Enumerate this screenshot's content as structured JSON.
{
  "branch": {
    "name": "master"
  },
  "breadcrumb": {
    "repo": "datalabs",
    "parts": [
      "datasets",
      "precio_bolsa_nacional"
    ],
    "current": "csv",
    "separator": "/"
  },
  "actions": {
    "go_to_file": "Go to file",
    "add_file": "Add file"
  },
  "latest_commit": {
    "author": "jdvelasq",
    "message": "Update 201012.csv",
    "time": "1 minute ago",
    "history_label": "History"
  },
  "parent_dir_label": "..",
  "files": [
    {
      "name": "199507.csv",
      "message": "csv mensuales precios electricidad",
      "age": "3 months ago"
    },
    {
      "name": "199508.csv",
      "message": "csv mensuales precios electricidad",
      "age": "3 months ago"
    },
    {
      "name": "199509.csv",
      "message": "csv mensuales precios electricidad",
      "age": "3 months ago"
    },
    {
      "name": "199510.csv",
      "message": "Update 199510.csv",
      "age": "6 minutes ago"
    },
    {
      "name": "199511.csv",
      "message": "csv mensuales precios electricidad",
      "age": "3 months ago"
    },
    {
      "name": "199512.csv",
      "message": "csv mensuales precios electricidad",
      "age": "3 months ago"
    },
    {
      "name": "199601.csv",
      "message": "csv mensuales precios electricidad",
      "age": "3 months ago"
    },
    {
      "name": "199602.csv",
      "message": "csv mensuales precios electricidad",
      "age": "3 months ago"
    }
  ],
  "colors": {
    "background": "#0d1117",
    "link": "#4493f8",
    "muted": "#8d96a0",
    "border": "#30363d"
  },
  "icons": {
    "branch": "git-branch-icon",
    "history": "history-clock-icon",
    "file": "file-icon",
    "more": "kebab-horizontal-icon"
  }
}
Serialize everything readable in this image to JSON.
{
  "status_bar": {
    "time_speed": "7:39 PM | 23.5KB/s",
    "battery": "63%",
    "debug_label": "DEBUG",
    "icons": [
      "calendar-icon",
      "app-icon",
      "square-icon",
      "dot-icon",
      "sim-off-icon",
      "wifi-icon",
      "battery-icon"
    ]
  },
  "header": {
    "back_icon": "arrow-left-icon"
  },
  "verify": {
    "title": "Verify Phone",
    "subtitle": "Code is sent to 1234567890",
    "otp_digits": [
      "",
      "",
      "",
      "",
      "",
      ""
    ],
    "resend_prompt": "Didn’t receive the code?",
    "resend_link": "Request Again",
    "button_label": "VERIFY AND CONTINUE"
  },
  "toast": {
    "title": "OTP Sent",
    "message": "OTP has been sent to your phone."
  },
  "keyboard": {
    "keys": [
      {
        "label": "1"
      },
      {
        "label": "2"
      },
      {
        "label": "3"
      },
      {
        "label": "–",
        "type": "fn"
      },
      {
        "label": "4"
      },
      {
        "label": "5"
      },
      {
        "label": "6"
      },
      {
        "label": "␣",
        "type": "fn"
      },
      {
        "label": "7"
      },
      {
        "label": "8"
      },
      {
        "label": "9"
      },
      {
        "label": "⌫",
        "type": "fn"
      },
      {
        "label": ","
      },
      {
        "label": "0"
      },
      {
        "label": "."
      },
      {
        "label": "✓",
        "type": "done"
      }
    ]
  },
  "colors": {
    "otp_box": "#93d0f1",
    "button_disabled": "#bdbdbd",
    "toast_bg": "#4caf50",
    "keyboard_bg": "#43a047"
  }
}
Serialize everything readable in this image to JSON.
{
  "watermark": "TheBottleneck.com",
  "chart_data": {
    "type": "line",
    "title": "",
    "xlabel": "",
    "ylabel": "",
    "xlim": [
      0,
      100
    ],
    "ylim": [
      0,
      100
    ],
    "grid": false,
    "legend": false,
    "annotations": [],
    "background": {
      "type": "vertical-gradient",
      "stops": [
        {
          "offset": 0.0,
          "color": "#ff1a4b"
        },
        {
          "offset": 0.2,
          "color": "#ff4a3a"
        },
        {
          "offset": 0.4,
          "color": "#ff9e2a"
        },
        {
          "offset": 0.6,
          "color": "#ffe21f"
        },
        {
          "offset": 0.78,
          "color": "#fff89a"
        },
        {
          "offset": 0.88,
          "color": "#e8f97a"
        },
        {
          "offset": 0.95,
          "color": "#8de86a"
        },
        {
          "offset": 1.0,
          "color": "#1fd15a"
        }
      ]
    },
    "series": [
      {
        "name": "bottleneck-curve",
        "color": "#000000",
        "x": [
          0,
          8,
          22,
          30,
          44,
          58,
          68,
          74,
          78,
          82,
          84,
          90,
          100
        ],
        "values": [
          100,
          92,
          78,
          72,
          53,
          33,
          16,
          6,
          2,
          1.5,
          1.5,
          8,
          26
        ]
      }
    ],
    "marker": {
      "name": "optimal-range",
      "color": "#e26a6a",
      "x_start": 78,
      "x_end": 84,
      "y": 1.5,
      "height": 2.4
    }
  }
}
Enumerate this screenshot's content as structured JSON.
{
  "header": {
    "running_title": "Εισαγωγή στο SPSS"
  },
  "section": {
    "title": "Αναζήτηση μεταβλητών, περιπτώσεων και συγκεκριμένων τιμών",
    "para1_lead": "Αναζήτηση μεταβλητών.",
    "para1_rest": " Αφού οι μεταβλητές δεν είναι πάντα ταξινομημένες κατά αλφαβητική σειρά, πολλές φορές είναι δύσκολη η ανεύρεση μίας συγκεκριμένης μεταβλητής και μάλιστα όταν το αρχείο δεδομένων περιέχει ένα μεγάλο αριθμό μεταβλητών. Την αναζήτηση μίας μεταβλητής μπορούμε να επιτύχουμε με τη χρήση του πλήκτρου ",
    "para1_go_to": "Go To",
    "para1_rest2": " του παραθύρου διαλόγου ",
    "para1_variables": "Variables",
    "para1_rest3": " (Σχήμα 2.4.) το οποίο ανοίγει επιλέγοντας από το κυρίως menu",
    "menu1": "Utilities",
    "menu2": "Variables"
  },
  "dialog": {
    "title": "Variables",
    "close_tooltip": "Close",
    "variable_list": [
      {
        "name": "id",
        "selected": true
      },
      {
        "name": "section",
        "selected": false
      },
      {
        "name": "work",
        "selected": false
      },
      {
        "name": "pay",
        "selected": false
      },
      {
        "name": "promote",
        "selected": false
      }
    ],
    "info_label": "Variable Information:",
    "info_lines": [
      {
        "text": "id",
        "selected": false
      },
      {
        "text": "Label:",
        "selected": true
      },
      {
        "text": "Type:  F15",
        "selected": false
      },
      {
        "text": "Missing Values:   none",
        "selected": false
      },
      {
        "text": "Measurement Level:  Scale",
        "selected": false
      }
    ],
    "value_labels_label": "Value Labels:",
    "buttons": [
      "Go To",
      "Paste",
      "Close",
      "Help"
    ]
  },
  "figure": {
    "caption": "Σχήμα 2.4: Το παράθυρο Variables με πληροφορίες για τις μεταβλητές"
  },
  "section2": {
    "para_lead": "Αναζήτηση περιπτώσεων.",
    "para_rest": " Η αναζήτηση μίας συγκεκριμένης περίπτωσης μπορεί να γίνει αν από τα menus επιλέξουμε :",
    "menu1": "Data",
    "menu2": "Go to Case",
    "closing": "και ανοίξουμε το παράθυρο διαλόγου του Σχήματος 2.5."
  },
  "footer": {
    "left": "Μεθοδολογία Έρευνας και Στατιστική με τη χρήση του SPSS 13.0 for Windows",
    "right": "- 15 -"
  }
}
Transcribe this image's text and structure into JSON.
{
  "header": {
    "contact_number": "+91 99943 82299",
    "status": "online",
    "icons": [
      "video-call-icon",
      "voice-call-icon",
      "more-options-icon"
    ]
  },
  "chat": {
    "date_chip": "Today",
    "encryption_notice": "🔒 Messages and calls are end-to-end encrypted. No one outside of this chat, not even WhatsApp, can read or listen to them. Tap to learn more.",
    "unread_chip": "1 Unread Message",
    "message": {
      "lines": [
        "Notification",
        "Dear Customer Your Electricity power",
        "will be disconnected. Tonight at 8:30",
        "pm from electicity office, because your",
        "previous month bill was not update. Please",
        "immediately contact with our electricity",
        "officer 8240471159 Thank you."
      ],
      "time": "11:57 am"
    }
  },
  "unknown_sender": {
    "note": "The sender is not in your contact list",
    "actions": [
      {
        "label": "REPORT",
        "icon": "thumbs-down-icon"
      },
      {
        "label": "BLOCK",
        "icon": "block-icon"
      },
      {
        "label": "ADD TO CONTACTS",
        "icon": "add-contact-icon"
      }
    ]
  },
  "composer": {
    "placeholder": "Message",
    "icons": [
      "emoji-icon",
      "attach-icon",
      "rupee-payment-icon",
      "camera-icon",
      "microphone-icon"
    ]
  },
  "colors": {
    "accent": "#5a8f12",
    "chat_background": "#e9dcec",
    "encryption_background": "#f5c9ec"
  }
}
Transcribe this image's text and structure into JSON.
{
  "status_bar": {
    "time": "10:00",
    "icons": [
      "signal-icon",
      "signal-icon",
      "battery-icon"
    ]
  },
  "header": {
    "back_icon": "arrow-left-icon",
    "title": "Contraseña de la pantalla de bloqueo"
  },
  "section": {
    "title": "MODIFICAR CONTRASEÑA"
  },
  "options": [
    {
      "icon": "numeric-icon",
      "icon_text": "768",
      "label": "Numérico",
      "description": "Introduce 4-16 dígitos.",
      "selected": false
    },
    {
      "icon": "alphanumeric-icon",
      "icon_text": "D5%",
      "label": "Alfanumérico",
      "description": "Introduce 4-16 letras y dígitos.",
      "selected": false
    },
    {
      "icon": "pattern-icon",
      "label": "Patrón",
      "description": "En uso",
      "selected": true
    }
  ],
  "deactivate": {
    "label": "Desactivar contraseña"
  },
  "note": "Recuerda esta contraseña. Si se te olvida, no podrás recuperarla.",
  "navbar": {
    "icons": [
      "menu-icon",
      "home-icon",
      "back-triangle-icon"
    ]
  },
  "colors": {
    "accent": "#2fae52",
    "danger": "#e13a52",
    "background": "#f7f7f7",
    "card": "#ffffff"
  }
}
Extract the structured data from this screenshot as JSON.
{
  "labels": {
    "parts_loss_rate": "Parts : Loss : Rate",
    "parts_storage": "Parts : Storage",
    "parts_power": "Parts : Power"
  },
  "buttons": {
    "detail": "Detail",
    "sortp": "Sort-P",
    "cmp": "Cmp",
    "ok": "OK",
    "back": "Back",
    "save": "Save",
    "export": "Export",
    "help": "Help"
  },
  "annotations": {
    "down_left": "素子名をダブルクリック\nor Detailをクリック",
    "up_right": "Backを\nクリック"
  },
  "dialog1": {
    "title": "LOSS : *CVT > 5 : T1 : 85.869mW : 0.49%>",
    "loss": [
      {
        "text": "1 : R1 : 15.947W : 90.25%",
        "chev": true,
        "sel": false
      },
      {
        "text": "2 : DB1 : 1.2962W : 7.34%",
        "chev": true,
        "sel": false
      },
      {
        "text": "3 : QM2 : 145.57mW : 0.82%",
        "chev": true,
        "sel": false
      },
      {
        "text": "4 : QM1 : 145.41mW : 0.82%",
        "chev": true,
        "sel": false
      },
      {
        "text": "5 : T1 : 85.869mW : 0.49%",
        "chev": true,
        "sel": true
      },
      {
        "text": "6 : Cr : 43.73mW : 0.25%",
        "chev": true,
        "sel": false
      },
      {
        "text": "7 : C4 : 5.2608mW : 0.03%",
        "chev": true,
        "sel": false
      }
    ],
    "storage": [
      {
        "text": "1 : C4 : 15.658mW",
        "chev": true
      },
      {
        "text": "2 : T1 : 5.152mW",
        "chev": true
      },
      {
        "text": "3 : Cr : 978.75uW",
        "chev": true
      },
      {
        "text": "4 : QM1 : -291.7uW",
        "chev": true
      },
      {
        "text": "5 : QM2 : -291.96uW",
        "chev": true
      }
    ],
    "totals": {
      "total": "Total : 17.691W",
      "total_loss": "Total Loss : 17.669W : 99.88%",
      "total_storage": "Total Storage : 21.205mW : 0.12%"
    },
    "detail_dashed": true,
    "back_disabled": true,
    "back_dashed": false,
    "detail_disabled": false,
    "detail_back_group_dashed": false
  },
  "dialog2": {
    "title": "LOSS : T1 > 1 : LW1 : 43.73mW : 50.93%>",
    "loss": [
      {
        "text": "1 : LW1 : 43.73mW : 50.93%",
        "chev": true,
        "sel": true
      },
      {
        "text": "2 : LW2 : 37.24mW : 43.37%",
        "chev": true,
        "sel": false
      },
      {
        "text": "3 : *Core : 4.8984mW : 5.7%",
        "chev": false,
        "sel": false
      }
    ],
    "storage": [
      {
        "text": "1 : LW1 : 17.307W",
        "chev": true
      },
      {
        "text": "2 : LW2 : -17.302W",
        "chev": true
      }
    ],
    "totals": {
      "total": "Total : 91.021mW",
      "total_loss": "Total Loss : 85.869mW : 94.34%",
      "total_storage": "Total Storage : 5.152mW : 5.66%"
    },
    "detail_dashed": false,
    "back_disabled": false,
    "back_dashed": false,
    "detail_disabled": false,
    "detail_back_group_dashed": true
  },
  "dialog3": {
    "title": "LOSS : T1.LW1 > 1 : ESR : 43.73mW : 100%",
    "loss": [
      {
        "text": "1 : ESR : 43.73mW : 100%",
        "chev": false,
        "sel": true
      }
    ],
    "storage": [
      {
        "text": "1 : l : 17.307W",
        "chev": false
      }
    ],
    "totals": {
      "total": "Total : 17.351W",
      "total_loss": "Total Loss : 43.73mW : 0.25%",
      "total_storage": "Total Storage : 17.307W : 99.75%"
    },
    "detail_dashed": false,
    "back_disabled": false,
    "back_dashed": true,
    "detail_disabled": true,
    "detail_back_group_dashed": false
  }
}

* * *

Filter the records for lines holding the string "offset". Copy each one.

» Solution to this task:
          "offset": 0.0,
          "offset": 0.2,
          "offset": 0.4,
          "offset": 0.6,
          "offset": 0.78,
          "offset": 0.88,
          "offset": 0.95,
          "offset": 1.0,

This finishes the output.